Records supplied:
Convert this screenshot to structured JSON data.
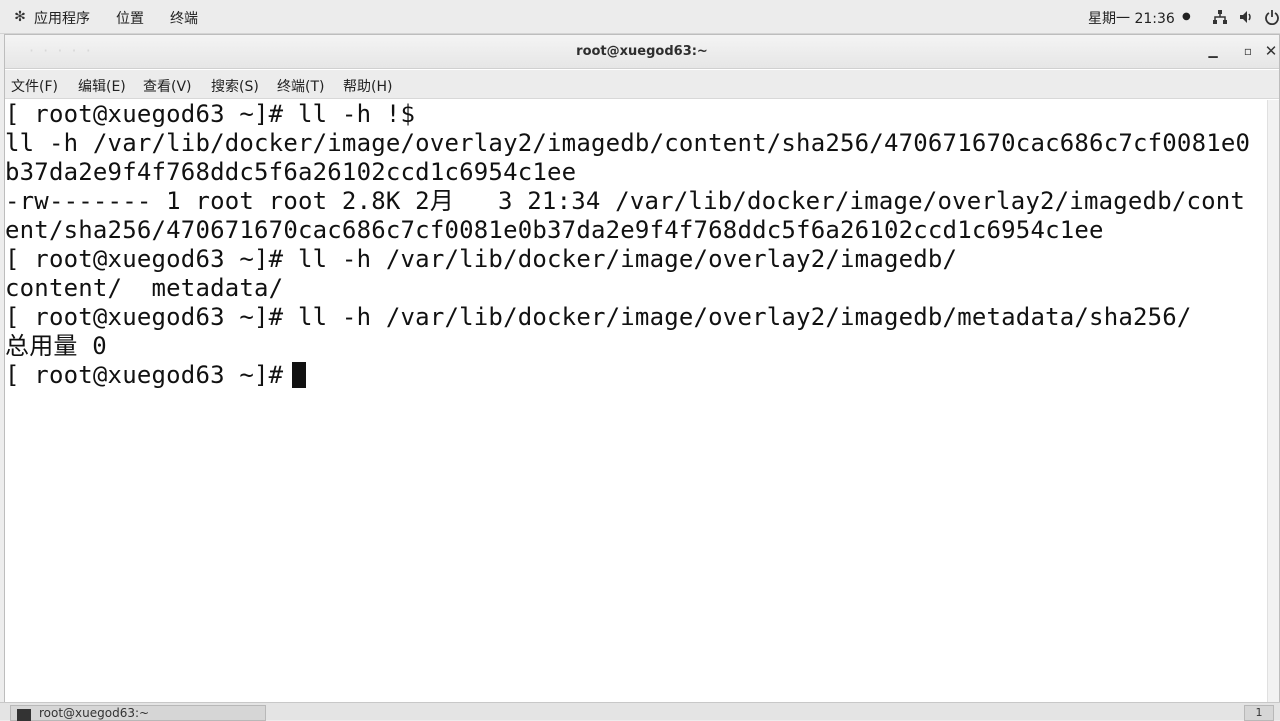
{
  "top_panel": {
    "applications_label": "应用程序",
    "places_label": "位置",
    "terminal_label": "终端",
    "clock": "星期一 21:36",
    "clock_dot": "●"
  },
  "window": {
    "title": "root@xuegod63:~",
    "ghost_text": "· ·  ·  ·  ·"
  },
  "menubar": {
    "file": "文件(F)",
    "edit": "编辑(E)",
    "view": "查看(V)",
    "search": "搜索(S)",
    "terminal": "终端(T)",
    "help": "帮助(H)"
  },
  "terminal": {
    "lines": [
      "[ root@xuegod63 ~]# ll -h !$",
      "ll -h /var/lib/docker/image/overlay2/imagedb/content/sha256/470671670cac686c7cf0081e0",
      "b37da2e9f4f768ddc5f6a26102ccd1c6954c1ee",
      "-rw------- 1 root root 2.8K 2月   3 21:34 /var/lib/docker/image/overlay2/imagedb/cont",
      "ent/sha256/470671670cac686c7cf0081e0b37da2e9f4f768ddc5f6a26102ccd1c6954c1ee",
      "[ root@xuegod63 ~]# ll -h /var/lib/docker/image/overlay2/imagedb/",
      "content/  metadata/",
      "[ root@xuegod63 ~]# ll -h /var/lib/docker/image/overlay2/imagedb/metadata/sha256/",
      "总用量 0",
      "[ root@xuegod63 ~]# "
    ]
  },
  "taskbar": {
    "task_label": "root@xuegod63:~",
    "workspace": "1"
  }
}
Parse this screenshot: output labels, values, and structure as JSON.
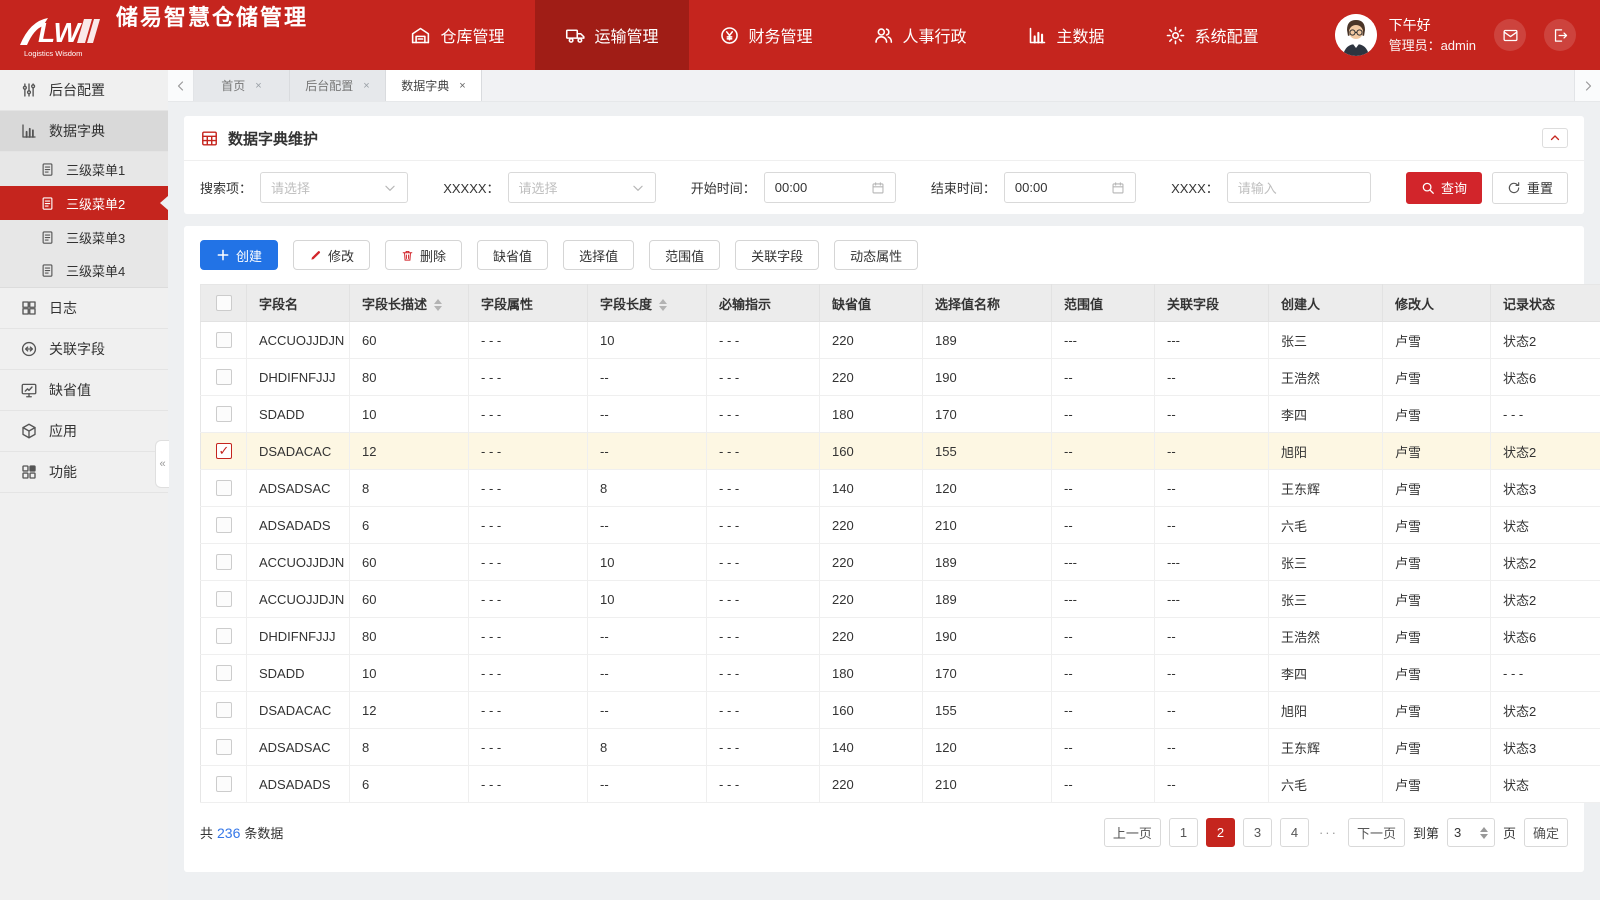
{
  "header": {
    "logo_mark": "LW",
    "logo_subtitle": "Logistics Wisdom",
    "app_title": "储易智慧仓储管理",
    "nav": [
      {
        "label": "仓库管理",
        "icon": "warehouse-icon",
        "active": false
      },
      {
        "label": "运输管理",
        "icon": "truck-icon",
        "active": true
      },
      {
        "label": "财务管理",
        "icon": "finance-icon",
        "active": false
      },
      {
        "label": "人事行政",
        "icon": "people-icon",
        "active": false
      },
      {
        "label": "主数据",
        "icon": "bar-chart-icon",
        "active": false
      },
      {
        "label": "系统配置",
        "icon": "gear-icon",
        "active": false
      }
    ],
    "user": {
      "greeting": "下午好",
      "role": "管理员：admin"
    }
  },
  "sidebar": {
    "items": [
      {
        "label": "后台配置",
        "icon": "sliders-icon",
        "level": 1,
        "state": "normal"
      },
      {
        "label": "数据字典",
        "icon": "chart-icon",
        "level": 1,
        "state": "open"
      },
      {
        "label": "三级菜单1",
        "icon": "doc-icon",
        "level": 2,
        "state": "normal"
      },
      {
        "label": "三级菜单2",
        "icon": "doc-icon",
        "level": 2,
        "state": "active"
      },
      {
        "label": "三级菜单3",
        "icon": "doc-icon",
        "level": 2,
        "state": "normal"
      },
      {
        "label": "三级菜单4",
        "icon": "doc-icon",
        "level": 2,
        "state": "normal"
      },
      {
        "label": "日志",
        "icon": "grid-icon",
        "level": 1,
        "state": "normal"
      },
      {
        "label": "关联字段",
        "icon": "link-icon",
        "level": 1,
        "state": "normal"
      },
      {
        "label": "缺省值",
        "icon": "monitor-icon",
        "level": 1,
        "state": "normal"
      },
      {
        "label": "应用",
        "icon": "box-icon",
        "level": 1,
        "state": "normal"
      },
      {
        "label": "功能",
        "icon": "apps-icon",
        "level": 1,
        "state": "normal"
      }
    ],
    "collapse_glyph": "«"
  },
  "tabs": [
    {
      "label": "首页",
      "active": false
    },
    {
      "label": "后台配置",
      "active": false
    },
    {
      "label": "数据字典",
      "active": true
    }
  ],
  "filter_panel": {
    "title": "数据字典维护",
    "fields": [
      {
        "label": "搜索项：",
        "control": "select",
        "value": "请选择"
      },
      {
        "label": "XXXXX：",
        "control": "select",
        "value": "请选择"
      },
      {
        "label": "开始时间：",
        "control": "time",
        "value": "00:00"
      },
      {
        "label": "结束时间：",
        "control": "time",
        "value": "00:00"
      },
      {
        "label": "XXXX：",
        "control": "input",
        "placeholder": "请输入"
      }
    ],
    "search_button": "查询",
    "reset_button": "重置"
  },
  "toolbar": {
    "buttons": [
      {
        "label": "创建",
        "icon": "plus-icon",
        "style": "primary"
      },
      {
        "label": "修改",
        "icon": "pencil-icon",
        "style": "default"
      },
      {
        "label": "删除",
        "icon": "trash-icon",
        "style": "default"
      },
      {
        "label": "缺省值",
        "style": "default"
      },
      {
        "label": "选择值",
        "style": "default"
      },
      {
        "label": "范围值",
        "style": "default"
      },
      {
        "label": "关联字段",
        "style": "default"
      },
      {
        "label": "动态属性",
        "style": "default"
      }
    ]
  },
  "table": {
    "columns": [
      {
        "label": "字段名",
        "sortable": false
      },
      {
        "label": "字段长描述",
        "sortable": true
      },
      {
        "label": "字段属性",
        "sortable": false
      },
      {
        "label": "字段长度",
        "sortable": true
      },
      {
        "label": "必输指示",
        "sortable": false
      },
      {
        "label": "缺省值",
        "sortable": false
      },
      {
        "label": "选择值名称",
        "sortable": false
      },
      {
        "label": "范围值",
        "sortable": false
      },
      {
        "label": "关联字段",
        "sortable": false
      },
      {
        "label": "创建人",
        "sortable": false
      },
      {
        "label": "修改人",
        "sortable": false
      },
      {
        "label": "记录状态",
        "sortable": false
      }
    ],
    "rows": [
      {
        "checked": false,
        "highlighted": false,
        "cells": [
          "ACCUOJJDJN",
          "60",
          "- - -",
          "10",
          "- - -",
          "220",
          "189",
          "---",
          "---",
          "张三",
          "卢雪",
          "状态2"
        ]
      },
      {
        "checked": false,
        "highlighted": false,
        "cells": [
          "DHDIFNFJJJ",
          "80",
          "- - -",
          "--",
          "- - -",
          "220",
          "190",
          "--",
          "--",
          "王浩然",
          "卢雪",
          "状态6"
        ]
      },
      {
        "checked": false,
        "highlighted": false,
        "cells": [
          "SDADD",
          "10",
          "- - -",
          "--",
          "- - -",
          "180",
          "170",
          "--",
          "--",
          "李四",
          "卢雪",
          "- - -"
        ]
      },
      {
        "checked": true,
        "highlighted": true,
        "cells": [
          "DSADACAC",
          "12",
          "- - -",
          "--",
          "- - -",
          "160",
          "155",
          "--",
          "--",
          "旭阳",
          "卢雪",
          "状态2"
        ]
      },
      {
        "checked": false,
        "highlighted": false,
        "cells": [
          "ADSADSAC",
          "8",
          "- - -",
          "8",
          "- - -",
          "140",
          "120",
          "--",
          "--",
          "王东辉",
          "卢雪",
          "状态3"
        ]
      },
      {
        "checked": false,
        "highlighted": false,
        "cells": [
          "ADSADADS",
          "6",
          "- - -",
          "--",
          "- - -",
          "220",
          "210",
          "--",
          "--",
          "六毛",
          "卢雪",
          "状态"
        ]
      },
      {
        "checked": false,
        "highlighted": false,
        "cells": [
          "ACCUOJJDJN",
          "60",
          "- - -",
          "10",
          "- - -",
          "220",
          "189",
          "---",
          "---",
          "张三",
          "卢雪",
          "状态2"
        ]
      },
      {
        "checked": false,
        "highlighted": false,
        "cells": [
          "ACCUOJJDJN",
          "60",
          "- - -",
          "10",
          "- - -",
          "220",
          "189",
          "---",
          "---",
          "张三",
          "卢雪",
          "状态2"
        ]
      },
      {
        "checked": false,
        "highlighted": false,
        "cells": [
          "DHDIFNFJJJ",
          "80",
          "- - -",
          "--",
          "- - -",
          "220",
          "190",
          "--",
          "--",
          "王浩然",
          "卢雪",
          "状态6"
        ]
      },
      {
        "checked": false,
        "highlighted": false,
        "cells": [
          "SDADD",
          "10",
          "- - -",
          "--",
          "- - -",
          "180",
          "170",
          "--",
          "--",
          "李四",
          "卢雪",
          "- - -"
        ]
      },
      {
        "checked": false,
        "highlighted": false,
        "cells": [
          "DSADACAC",
          "12",
          "- - -",
          "--",
          "- - -",
          "160",
          "155",
          "--",
          "--",
          "旭阳",
          "卢雪",
          "状态2"
        ]
      },
      {
        "checked": false,
        "highlighted": false,
        "cells": [
          "ADSADSAC",
          "8",
          "- - -",
          "8",
          "- - -",
          "140",
          "120",
          "--",
          "--",
          "王东辉",
          "卢雪",
          "状态3"
        ]
      },
      {
        "checked": false,
        "highlighted": false,
        "cells": [
          "ADSADADS",
          "6",
          "- - -",
          "--",
          "- - -",
          "220",
          "210",
          "--",
          "--",
          "六毛",
          "卢雪",
          "状态"
        ]
      }
    ]
  },
  "pagination": {
    "total_prefix": "共",
    "total_count": "236",
    "total_suffix": "条数据",
    "prev_label": "上一页",
    "pages": [
      "1",
      "2",
      "3",
      "4"
    ],
    "active_page": "2",
    "ellipsis": "···",
    "next_label": "下一页",
    "goto_prefix": "到第",
    "goto_page": "3",
    "goto_suffix": "页",
    "confirm_label": "确定"
  },
  "colors": {
    "header_red": "#c5251e",
    "header_active_red": "#a01d16",
    "primary_blue": "#2273e6",
    "query_red": "#d2252b",
    "highlight_row": "#fdf7e3",
    "count_blue": "#3577e8"
  }
}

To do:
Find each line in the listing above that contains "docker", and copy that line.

Exercise result:
      "ll -h /var/lib/docker/image/overlay2/imagedb/content/sha256/470671670cac686c7cf0081e0",
      "-rw------- 1 root root 2.8K 2月   3 21:34 /var/lib/docker/image/overlay2/imagedb/cont",
      "[ root@xuegod63 ~]# ll -h /var/lib/docker/image/overlay2/imagedb/",
      "[ root@xuegod63 ~]# ll -h /var/lib/docker/image/overlay2/imagedb/metadata/sha256/",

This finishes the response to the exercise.